In fact, this period, which may seem difficult for everyone, can also be a good time to stop and think about your lifestyle. Taken in a daily routine, we do not always have the energy or motivation to improve certain habits, like doing a little more exercise each day. Would physical activity be part of your personal solution to get through this ordeal? It can, indeed, play a big role during this crisis, in particular by reducing the level of stress. Creating a daily routine that includes physical activity is definitely a good way to stay healthy in body and mind.
Kinesiologists are very good allies to support you and guide you in your choice of exercises, according to your tastes and your abilities. They can tailor workouts by videoconference so that you can experience the pleasure and multiple benefits of being active on a daily basis. In addition to the positive impacts on the disease represented by physical activity by oxygenating the brain and promoting the transport of information between neurons, the sessions are encouraging, because it is possible to meet people who share the same motivation to take care of their health. Participating in adapted physical activity sessions is also a good way to take a break from all the information that flows from the media in addition to socializing and getting active! Be careful, some exercise sessions available on the Web may seem stimulating, but they cannot be adapted to your needs!
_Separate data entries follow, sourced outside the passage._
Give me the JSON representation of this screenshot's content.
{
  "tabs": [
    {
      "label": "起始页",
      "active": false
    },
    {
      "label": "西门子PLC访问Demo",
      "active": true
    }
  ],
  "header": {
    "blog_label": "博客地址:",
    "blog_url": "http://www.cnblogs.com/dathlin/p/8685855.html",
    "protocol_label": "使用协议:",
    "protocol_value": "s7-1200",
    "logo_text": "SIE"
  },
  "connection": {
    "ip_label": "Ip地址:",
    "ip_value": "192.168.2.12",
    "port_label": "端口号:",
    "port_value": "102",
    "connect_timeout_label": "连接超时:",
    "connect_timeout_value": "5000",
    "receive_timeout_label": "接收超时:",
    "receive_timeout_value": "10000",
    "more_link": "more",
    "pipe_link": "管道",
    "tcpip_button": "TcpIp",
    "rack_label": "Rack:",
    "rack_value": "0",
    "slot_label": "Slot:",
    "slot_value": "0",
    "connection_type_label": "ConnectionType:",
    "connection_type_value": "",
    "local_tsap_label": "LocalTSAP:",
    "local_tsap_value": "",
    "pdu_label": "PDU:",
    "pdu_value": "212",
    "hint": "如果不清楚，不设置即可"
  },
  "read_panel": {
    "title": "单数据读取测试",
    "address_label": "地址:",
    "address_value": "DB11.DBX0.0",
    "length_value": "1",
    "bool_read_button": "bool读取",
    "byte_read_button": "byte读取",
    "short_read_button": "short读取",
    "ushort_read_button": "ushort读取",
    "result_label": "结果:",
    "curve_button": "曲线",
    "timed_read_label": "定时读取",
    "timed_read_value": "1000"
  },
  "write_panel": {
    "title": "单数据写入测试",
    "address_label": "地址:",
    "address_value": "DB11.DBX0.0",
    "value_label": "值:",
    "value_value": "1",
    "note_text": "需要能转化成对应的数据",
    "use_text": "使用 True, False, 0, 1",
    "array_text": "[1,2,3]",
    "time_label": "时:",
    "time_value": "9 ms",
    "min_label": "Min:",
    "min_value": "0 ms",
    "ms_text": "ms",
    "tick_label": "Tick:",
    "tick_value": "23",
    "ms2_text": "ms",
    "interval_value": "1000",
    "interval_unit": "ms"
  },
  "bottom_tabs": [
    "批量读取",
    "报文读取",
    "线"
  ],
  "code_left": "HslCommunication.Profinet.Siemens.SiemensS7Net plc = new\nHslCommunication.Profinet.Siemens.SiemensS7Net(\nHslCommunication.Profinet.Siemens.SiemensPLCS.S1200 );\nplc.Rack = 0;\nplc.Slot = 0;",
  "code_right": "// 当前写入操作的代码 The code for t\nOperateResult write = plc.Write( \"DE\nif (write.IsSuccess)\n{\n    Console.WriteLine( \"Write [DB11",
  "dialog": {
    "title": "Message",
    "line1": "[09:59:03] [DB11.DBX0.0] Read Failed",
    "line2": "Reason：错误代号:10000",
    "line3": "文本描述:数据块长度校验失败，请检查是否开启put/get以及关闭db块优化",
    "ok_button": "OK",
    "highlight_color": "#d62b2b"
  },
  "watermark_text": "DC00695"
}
Get informed before you start training to find the formula right for you.
Adapted physical activity session by videoconference
offered by a kinesiologist from NeuroMotrix
Fasano, A., A. Antonini, R. Katzenschlager, P. Krack, P. Odin, A. H. Evans, T. Foltynie, J. Volkmann and M. Merello (2020). « Management of Advanced Therapies in Parkinson’s Disease Patients in Times of Humanitarian Crisis: The COVID-19 Experience. » Mov Disord Clin Pract 7(4): 361-372.
Garg, D. and R. K. Dhamija (2020). « The Challenge of Managing Parkinson’s Disease Patients during the COVID-19 Pandemic. » Ann Indian Acad Neurol 23(Suppl 1): S24-s27.
Helmich, R. C. and B. R. Bloem (2020). « The Impact of the COVID-19 Pandemic on Parkinson’s Disease: Hidden Sorrows and Emerging Opportunities. » J Parkinsons Dis 10(2): 351-354.